HR Leads Business

Feb 1, 2021 | Clare Chiappetta, MA, HRCI Contributing Writer

Designing a Performance Management System for Today’s Challenges

Distributed workforces and economic uncertainty can make it challenging for your employees to feel connected and engaged to their work. Successful performance management in this kind of environment requires agile processes and tools to keep pace.

Three-quarters of business leaders surveyed for a Harvard Business Review report strongly agreed that higher engagement leads to better performance and that ongoing coaching development will produce better outcomes. Formalizing functional touchpoints between managers and their direct reports into a regular process allows you to set consistent performance standards, develop your workforce and collect performance data.

Here’s how to standardize your performance management processes to meet today’s challenges at your organization.

Address Your Organization’s Specific Needs

Designing a system for managing performance at your organization requires evaluating your specific needs and resources, which may have changed because of the pandemic. You might have shifted from on-site or paper documentation to a cloud-based system, for example. “On a high level, you want to make sure that whichever performance management system you choose, it’s going to work best for you,” says HR manager Phillip Davis, PHR.

Do managers have the bandwidth to offer regular feedback to each of their direct reports, for instance? Will you standardize performance evaluation questions or allow managers to customize them?

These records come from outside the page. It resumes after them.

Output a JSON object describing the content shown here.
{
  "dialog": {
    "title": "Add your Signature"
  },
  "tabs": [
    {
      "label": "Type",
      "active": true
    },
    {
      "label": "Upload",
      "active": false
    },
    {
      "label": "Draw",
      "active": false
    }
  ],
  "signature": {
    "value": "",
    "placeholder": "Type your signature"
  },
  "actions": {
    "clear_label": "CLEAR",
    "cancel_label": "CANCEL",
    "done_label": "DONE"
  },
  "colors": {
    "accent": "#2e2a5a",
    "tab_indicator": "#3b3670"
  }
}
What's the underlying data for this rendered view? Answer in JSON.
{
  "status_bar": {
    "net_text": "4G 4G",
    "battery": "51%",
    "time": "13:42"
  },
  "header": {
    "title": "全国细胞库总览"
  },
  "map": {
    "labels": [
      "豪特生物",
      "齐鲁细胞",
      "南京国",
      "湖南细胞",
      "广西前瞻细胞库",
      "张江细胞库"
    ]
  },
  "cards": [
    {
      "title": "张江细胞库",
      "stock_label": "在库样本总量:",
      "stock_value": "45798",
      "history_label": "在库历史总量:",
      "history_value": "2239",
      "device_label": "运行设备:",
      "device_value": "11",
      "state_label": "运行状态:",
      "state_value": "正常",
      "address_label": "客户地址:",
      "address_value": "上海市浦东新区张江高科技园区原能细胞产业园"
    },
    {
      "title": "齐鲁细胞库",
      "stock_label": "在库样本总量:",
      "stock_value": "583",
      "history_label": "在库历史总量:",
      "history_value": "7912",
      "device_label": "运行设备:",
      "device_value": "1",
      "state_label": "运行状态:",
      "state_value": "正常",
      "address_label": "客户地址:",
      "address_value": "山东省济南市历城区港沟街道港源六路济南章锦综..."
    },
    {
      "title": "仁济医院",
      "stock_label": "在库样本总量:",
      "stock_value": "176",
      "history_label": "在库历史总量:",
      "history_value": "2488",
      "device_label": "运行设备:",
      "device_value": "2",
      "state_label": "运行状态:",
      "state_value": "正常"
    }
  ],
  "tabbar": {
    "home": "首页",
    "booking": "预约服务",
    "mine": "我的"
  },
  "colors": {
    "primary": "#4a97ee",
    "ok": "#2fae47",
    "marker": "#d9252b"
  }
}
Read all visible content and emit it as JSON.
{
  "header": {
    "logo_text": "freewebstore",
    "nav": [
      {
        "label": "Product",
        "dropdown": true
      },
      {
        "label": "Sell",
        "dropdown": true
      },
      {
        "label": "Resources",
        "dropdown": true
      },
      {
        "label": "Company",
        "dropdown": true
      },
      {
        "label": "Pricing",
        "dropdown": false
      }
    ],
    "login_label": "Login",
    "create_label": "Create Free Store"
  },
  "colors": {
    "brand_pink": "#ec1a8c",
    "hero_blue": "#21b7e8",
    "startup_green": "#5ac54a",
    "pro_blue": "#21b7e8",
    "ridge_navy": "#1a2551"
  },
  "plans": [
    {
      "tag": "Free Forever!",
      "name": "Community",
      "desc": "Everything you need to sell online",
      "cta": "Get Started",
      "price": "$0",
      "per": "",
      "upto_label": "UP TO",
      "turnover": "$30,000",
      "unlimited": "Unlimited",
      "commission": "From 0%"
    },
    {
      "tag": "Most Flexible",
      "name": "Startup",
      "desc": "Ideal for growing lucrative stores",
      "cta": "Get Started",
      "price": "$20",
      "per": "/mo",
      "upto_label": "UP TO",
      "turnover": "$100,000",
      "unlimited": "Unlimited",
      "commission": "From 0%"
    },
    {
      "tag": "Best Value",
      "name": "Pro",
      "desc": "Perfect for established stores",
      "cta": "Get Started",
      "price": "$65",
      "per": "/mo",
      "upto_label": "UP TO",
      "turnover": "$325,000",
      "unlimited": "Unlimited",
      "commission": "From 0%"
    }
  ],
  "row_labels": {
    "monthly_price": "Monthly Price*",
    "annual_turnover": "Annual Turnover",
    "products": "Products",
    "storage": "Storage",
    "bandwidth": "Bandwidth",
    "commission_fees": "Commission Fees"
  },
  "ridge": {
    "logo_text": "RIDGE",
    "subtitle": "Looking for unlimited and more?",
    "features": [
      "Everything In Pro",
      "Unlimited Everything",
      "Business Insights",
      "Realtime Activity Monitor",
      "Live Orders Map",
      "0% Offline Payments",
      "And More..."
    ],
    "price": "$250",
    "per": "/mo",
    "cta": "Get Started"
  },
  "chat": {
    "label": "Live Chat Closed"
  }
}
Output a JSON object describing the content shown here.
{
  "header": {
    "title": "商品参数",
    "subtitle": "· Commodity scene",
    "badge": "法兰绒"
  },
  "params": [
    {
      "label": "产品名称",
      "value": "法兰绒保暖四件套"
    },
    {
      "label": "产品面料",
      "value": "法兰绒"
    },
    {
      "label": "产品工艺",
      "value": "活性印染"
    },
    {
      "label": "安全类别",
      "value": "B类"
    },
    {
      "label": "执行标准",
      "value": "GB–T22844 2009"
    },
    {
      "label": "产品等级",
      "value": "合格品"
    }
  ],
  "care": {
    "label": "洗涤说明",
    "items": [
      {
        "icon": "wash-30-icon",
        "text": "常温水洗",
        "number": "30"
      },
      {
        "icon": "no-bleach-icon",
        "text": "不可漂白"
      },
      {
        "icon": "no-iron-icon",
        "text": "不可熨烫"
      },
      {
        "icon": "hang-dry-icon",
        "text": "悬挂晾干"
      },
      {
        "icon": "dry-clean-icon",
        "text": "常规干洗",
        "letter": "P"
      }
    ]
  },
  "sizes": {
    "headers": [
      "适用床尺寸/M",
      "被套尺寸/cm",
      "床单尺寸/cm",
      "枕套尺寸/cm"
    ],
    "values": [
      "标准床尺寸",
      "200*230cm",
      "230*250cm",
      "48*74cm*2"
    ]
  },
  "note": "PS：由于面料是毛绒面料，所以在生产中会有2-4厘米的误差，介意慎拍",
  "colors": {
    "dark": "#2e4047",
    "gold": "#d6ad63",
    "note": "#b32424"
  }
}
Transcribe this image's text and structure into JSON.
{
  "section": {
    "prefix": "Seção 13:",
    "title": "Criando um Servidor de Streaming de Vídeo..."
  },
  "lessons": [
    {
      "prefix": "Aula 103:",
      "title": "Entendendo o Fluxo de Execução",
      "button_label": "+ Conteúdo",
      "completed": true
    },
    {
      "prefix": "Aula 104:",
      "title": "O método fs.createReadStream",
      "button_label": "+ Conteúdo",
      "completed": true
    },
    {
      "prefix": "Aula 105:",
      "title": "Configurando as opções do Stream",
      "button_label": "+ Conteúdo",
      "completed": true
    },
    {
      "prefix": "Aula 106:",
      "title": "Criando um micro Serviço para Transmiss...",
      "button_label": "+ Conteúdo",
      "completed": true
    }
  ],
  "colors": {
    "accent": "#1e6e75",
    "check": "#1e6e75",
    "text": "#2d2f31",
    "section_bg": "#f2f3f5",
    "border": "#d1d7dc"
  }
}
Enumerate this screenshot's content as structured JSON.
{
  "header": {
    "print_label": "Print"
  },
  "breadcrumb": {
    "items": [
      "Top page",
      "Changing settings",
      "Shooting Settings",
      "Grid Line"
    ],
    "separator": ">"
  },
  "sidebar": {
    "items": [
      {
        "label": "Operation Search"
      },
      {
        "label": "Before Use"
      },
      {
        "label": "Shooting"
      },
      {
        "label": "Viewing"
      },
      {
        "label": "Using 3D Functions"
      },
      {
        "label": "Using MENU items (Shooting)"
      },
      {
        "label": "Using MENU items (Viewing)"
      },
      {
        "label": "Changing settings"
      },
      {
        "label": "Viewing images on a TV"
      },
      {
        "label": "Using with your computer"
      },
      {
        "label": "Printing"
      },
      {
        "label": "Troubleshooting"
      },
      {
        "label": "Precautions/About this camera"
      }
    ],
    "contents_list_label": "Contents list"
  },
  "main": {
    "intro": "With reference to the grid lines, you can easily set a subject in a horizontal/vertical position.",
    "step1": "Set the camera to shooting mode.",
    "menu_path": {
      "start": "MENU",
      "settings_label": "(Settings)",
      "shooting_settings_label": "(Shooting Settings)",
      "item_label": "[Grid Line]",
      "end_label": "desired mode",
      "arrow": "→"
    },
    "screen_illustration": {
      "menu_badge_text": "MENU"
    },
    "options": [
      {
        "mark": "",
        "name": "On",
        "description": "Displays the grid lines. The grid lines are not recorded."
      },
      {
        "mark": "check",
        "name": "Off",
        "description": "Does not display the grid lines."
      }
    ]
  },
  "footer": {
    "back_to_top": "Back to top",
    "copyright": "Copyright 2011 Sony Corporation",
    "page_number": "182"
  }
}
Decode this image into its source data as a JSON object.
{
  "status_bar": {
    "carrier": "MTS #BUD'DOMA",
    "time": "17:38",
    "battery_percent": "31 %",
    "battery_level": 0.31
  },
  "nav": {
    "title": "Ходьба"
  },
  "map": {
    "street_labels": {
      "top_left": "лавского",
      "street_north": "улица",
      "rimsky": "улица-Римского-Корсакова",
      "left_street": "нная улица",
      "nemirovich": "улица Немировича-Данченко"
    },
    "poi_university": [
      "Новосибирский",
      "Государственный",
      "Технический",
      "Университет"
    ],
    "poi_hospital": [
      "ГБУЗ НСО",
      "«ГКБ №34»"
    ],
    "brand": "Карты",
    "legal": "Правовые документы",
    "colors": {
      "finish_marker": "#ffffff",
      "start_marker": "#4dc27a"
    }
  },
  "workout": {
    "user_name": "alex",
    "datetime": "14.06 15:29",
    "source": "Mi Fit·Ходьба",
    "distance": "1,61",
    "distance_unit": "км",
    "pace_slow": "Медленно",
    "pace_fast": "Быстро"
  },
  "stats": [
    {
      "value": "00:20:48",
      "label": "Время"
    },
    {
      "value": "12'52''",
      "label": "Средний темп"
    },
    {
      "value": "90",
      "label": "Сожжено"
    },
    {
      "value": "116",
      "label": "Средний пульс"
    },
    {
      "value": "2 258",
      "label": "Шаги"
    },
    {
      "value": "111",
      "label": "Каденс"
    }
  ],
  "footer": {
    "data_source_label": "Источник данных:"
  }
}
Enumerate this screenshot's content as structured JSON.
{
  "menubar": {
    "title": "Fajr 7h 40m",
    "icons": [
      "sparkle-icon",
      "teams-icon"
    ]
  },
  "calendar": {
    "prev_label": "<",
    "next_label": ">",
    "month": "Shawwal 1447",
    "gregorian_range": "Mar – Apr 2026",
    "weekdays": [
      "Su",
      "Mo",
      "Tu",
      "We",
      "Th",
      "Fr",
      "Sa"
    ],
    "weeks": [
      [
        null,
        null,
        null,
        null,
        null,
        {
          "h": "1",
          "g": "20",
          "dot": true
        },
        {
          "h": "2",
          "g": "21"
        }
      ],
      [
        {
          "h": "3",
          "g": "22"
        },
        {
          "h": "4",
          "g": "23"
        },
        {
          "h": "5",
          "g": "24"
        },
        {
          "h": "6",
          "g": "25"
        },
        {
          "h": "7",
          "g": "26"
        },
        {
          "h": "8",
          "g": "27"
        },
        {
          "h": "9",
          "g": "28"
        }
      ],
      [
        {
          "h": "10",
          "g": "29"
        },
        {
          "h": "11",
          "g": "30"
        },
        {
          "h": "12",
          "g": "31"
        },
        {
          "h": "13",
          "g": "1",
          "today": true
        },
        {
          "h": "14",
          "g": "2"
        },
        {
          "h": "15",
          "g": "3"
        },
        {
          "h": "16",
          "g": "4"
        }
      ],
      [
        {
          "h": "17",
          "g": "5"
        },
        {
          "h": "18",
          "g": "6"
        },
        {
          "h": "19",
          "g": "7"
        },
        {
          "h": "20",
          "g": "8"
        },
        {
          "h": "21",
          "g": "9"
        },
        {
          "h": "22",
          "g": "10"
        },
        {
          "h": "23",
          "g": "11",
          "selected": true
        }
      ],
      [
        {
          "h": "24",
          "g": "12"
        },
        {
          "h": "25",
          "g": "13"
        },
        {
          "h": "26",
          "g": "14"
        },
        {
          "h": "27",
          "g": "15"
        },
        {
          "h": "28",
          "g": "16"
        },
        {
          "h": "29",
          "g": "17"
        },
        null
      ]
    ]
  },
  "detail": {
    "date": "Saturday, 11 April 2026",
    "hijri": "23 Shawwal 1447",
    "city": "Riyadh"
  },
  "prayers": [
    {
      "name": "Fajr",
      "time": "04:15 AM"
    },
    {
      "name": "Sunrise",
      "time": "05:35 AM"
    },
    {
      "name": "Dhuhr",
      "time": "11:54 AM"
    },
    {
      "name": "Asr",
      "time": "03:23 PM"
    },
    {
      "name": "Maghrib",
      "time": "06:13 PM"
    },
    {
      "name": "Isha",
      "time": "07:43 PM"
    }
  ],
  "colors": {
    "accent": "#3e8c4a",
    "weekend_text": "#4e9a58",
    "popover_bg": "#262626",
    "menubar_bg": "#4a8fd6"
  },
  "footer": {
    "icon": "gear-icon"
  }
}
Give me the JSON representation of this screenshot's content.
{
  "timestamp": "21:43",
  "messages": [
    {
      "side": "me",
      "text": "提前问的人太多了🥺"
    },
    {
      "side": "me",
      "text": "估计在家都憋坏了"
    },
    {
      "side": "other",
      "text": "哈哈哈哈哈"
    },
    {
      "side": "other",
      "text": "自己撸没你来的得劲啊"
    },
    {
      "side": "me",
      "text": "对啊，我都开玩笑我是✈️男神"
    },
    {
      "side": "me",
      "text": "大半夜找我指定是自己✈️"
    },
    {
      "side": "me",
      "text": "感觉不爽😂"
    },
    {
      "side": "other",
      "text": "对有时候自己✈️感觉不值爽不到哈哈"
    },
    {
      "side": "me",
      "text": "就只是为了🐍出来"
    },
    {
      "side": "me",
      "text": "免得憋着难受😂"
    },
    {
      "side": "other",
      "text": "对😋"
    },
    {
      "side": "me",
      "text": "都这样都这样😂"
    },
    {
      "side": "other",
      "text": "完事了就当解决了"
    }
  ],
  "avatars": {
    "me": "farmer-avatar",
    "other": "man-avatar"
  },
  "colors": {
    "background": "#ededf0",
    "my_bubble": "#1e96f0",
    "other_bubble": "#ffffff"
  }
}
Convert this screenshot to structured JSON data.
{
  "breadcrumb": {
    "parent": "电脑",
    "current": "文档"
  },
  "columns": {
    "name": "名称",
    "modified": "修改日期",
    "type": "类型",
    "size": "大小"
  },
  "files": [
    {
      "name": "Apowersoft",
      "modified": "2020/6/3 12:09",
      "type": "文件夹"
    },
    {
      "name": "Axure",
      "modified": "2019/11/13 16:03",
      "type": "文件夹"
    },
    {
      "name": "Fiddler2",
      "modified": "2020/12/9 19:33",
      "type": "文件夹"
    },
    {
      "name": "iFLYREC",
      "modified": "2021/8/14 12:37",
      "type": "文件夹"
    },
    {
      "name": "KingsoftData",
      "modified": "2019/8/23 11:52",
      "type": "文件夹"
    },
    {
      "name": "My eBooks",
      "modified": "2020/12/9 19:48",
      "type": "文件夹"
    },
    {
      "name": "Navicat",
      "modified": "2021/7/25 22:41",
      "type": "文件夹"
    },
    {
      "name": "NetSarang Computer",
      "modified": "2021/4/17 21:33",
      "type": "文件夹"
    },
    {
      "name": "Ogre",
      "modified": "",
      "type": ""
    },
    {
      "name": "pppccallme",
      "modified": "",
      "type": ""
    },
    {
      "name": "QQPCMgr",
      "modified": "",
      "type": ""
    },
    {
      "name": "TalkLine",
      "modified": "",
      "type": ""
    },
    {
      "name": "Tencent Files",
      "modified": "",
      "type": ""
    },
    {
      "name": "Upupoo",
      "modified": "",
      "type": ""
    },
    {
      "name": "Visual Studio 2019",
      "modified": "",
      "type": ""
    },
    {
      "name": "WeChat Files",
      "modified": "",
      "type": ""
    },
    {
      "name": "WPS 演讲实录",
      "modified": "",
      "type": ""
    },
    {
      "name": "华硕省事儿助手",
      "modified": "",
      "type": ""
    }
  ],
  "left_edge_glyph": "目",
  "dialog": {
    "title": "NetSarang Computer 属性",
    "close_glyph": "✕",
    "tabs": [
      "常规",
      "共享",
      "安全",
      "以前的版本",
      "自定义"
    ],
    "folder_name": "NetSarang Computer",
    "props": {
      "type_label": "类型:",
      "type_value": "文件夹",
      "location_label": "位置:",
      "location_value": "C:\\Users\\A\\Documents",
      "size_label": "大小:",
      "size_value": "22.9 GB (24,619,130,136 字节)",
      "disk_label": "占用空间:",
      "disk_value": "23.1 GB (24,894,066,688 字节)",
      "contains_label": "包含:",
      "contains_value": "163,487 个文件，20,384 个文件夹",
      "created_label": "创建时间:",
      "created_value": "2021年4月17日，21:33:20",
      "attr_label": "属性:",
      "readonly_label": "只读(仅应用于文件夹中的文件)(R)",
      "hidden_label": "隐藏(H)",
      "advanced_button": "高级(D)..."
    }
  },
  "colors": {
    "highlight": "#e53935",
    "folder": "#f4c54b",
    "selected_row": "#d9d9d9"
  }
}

Do you have the resources to support regular documentation and data collection? Answering questions like these will help you refine a process that is functional across the organization. Be sure to revisit these questions frequently to maintain agility in your performance management processes.

Set a Regular Feedback Cadence

Creating a performance management system requires consistent check-ins. Compared with companies that don’t follow a continuous feedback model, those that do have seen numerous benefits, including increased productivity (66% of organizations vs. 35%), better performance (58% vs. 37%) and higher engagement (58% vs. 37%), according to research from Betterworks. To increase compliance, set a cadence that acknowledges today’s challenges and is realistic for everyone. Consider informal touchpoints on a weekly or monthly basis, and formal documented check-ins at least twice a year, suggests Michelle Griffin, PHR, CEO and fractional HR executive at Griffin Resources LLC. 

Organizations that have the bandwidth and are really serious about performance management can enable documentation and data collection in weekly meetings, too. The more documentation you have, the better your performance data will be in the aggregate. “If you have all the data, then leadership has an insight into what kind of communication is happening within the company, Griffin says.

Integrate Performance Management Software

If you have the resources, performance management software can help managers to document goals and record feedback, as well as help HR to collect and analyze data. Look for extensions of or integration with your primary software so that you don’t have to update employee information manually, Griffin suggests. Depending on the size of your organization, you may be able to manage performance data in a spreadsheet, but software solutions are more intuitive and save HR’s bandwidth.

Whether your employees are on-site or remote, choose performance management tools that are user-friendly, Davis says. “Make sure it’s a tool that empowers employees and managers to use it right to its full potential,” he says. “If they're only using 60% of its usability, then the company's losing money because the remaining 40% isn’t being utilized.” User-friendly performance management systems increase manager compliance and support healthy communication between managers and their teams, no matter where they’re based.

Take a course on performance management.